▸ **What to produce**: Every record below needs to be printed again exactly.

▸ **Study material**:
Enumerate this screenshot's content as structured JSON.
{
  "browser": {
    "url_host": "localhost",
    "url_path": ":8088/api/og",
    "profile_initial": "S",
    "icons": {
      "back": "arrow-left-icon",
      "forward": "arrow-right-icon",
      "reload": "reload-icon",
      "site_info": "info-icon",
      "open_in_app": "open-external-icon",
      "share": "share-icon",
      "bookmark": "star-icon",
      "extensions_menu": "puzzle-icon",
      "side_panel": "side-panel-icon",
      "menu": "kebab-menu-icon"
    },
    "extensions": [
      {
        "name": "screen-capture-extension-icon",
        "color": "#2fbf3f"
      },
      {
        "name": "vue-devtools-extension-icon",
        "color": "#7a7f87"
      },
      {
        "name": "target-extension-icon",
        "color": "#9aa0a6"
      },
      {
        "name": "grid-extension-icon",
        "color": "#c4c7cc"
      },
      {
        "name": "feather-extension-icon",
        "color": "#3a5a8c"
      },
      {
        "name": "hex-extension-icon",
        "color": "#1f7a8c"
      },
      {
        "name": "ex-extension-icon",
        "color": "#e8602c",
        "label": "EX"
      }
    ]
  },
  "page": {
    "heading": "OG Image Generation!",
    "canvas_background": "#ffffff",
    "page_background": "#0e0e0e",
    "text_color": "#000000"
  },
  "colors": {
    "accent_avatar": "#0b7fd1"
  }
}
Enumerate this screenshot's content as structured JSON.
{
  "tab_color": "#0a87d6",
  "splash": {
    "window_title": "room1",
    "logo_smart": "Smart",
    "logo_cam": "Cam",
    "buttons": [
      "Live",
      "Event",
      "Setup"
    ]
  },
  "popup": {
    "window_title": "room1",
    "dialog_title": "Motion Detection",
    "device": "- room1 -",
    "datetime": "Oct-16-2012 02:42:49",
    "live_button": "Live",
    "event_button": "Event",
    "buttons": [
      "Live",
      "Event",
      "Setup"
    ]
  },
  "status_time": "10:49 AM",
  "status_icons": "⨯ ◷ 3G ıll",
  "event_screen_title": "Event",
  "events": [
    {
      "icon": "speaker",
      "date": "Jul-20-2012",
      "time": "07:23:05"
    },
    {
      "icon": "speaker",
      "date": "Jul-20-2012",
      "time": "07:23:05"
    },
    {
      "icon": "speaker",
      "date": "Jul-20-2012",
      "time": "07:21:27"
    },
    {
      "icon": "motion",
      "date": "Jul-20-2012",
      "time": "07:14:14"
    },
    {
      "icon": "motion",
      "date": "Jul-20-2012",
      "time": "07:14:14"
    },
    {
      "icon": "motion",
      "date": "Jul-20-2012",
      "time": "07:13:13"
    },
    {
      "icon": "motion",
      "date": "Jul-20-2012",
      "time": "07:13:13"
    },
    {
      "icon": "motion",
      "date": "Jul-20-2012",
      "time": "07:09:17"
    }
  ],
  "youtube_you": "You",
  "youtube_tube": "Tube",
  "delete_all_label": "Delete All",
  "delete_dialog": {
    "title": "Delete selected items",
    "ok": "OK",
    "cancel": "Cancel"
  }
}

▸ **Written answer**:
Enumerate this screenshot's content as structured JSON.
{
  "browser": {
    "url_host": "localhost",
    "url_path": ":8088/api/og",
    "profile_initial": "S",
    "icons": {
      "back": "arrow-left-icon",
      "forward": "arrow-right-icon",
      "reload": "reload-icon",
      "site_info": "info-icon",
      "open_in_app": "open-external-icon",
      "share": "share-icon",
      "bookmark": "star-icon",
      "extensions_menu": "puzzle-icon",
      "side_panel": "side-panel-icon",
      "menu": "kebab-menu-icon"
    },
    "extensions": [
      {
        "name": "screen-capture-extension-icon",
        "color": "#2fbf3f"
      },
      {
        "name": "vue-devtools-extension-icon",
        "color": "#7a7f87"
      },
      {
        "name": "target-extension-icon",
        "color": "#9aa0a6"
      },
      {
        "name": "grid-extension-icon",
        "color": "#c4c7cc"
      },
      {
        "name": "feather-extension-icon",
        "color": "#3a5a8c"
      },
      {
        "name": "hex-extension-icon",
        "color": "#1f7a8c"
      },
      {
        "name": "ex-extension-icon",
        "color": "#e8602c",
        "label": "EX"
      }
    ]
  },
  "page": {
    "heading": "OG Image Generation!",
    "canvas_background": "#ffffff",
    "page_background": "#0e0e0e",
    "text_color": "#000000"
  },
  "colors": {
    "accent_avatar": "#0b7fd1"
  }
}
Enumerate this screenshot's content as structured JSON.
{
  "tab_color": "#0a87d6",
  "splash": {
    "window_title": "room1",
    "logo_smart": "Smart",
    "logo_cam": "Cam",
    "buttons": [
      "Live",
      "Event",
      "Setup"
    ]
  },
  "popup": {
    "window_title": "room1",
    "dialog_title": "Motion Detection",
    "device": "- room1 -",
    "datetime": "Oct-16-2012 02:42:49",
    "live_button": "Live",
    "event_button": "Event",
    "buttons": [
      "Live",
      "Event",
      "Setup"
    ]
  },
  "status_time": "10:49 AM",
  "status_icons": "⨯ ◷ 3G ıll",
  "event_screen_title": "Event",
  "events": [
    {
      "icon": "speaker",
      "date": "Jul-20-2012",
      "time": "07:23:05"
    },
    {
      "icon": "speaker",
      "date": "Jul-20-2012",
      "time": "07:23:05"
    },
    {
      "icon": "speaker",
      "date": "Jul-20-2012",
      "time": "07:21:27"
    },
    {
      "icon": "motion",
      "date": "Jul-20-2012",
      "time": "07:14:14"
    },
    {
      "icon": "motion",
      "date": "Jul-20-2012",
      "time": "07:14:14"
    },
    {
      "icon": "motion",
      "date": "Jul-20-2012",
      "time": "07:13:13"
    },
    {
      "icon": "motion",
      "date": "Jul-20-2012",
      "time": "07:13:13"
    },
    {
      "icon": "motion",
      "date": "Jul-20-2012",
      "time": "07:09:17"
    }
  ],
  "youtube_you": "You",
  "youtube_tube": "Tube",
  "delete_all_label": "Delete All",
  "delete_dialog": {
    "title": "Delete selected items",
    "ok": "OK",
    "cancel": "Cancel"
  }
}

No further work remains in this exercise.